> _What you will do_: Search the records below for the word "Robot". Pull out each line that has it.

Supplied material Start Marker

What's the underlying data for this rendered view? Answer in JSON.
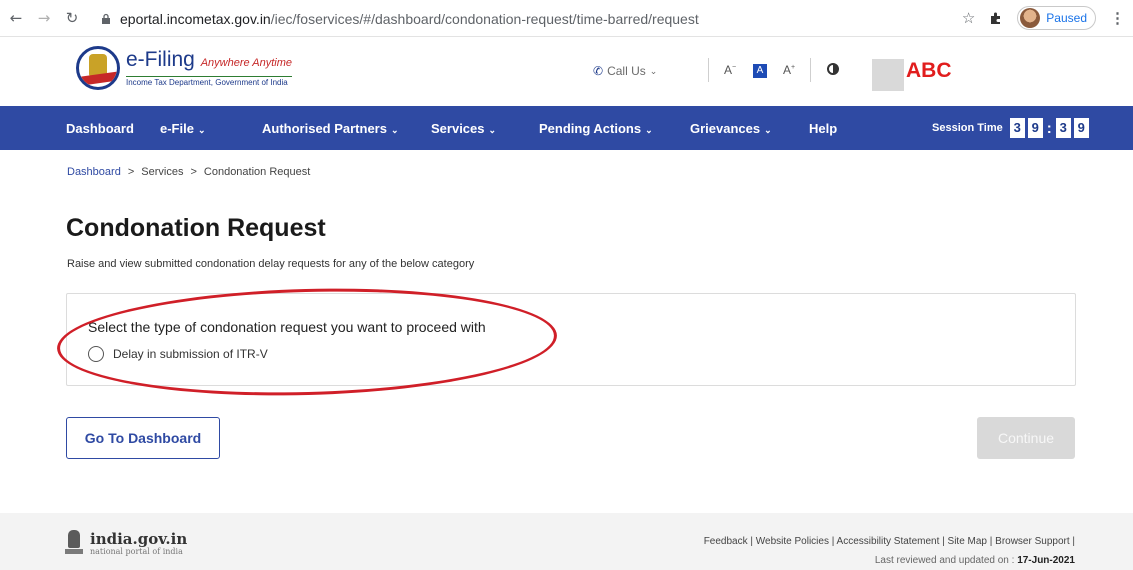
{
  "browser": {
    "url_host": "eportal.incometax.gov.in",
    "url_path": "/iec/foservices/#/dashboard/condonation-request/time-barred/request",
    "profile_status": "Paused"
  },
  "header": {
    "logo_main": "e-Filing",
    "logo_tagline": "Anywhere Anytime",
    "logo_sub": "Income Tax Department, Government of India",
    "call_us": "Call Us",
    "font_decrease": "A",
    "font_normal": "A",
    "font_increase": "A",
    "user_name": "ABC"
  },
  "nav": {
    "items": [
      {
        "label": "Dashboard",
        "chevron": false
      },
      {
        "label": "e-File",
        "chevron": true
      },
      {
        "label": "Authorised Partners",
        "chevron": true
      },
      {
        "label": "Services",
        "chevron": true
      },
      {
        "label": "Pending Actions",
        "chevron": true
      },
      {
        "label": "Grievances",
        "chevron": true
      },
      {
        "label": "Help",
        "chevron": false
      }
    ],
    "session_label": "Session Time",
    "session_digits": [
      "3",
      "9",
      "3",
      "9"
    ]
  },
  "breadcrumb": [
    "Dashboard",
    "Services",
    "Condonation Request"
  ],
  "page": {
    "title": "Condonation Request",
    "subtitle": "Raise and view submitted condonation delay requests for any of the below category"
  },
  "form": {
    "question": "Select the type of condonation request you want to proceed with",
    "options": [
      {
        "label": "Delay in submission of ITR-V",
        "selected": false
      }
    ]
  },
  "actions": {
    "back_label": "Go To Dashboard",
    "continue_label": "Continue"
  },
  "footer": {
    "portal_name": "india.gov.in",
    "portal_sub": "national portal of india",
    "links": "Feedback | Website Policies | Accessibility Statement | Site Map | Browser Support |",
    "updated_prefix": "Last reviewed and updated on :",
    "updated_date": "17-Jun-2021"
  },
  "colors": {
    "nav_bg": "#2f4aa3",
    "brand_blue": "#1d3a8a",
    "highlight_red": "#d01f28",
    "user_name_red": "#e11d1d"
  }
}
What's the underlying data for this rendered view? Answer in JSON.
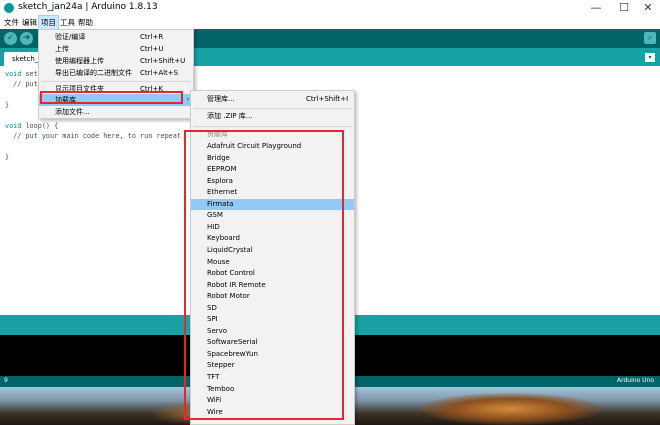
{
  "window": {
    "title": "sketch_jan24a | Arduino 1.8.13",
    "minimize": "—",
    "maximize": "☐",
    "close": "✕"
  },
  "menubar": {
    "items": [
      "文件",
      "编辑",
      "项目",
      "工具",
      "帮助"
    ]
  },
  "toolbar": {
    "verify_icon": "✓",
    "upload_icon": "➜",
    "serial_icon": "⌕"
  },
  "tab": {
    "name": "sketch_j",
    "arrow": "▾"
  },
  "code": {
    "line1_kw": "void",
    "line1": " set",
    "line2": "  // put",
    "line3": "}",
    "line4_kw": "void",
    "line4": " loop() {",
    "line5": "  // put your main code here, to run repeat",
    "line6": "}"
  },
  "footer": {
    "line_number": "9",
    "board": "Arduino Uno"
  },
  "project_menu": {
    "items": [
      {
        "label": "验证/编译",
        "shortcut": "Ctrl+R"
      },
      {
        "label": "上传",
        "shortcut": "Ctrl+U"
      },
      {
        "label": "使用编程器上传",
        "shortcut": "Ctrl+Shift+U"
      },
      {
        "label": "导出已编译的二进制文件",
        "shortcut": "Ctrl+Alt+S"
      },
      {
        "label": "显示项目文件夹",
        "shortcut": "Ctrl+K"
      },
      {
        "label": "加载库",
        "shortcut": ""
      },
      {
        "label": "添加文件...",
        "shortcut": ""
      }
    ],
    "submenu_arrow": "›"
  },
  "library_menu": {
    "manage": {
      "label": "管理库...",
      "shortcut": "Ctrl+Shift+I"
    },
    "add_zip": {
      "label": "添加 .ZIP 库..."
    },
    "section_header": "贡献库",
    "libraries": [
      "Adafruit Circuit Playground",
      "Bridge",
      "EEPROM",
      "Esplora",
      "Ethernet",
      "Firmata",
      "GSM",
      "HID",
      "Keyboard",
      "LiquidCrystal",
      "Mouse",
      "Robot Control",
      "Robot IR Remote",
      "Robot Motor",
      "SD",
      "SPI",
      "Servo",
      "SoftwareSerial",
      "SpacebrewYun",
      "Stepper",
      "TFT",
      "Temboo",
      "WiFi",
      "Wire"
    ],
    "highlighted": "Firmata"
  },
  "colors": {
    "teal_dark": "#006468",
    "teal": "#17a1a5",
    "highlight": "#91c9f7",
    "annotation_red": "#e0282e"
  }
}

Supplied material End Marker

> _Result below_:
      "Robot Control",
      "Robot IR Remote",
      "Robot Motor",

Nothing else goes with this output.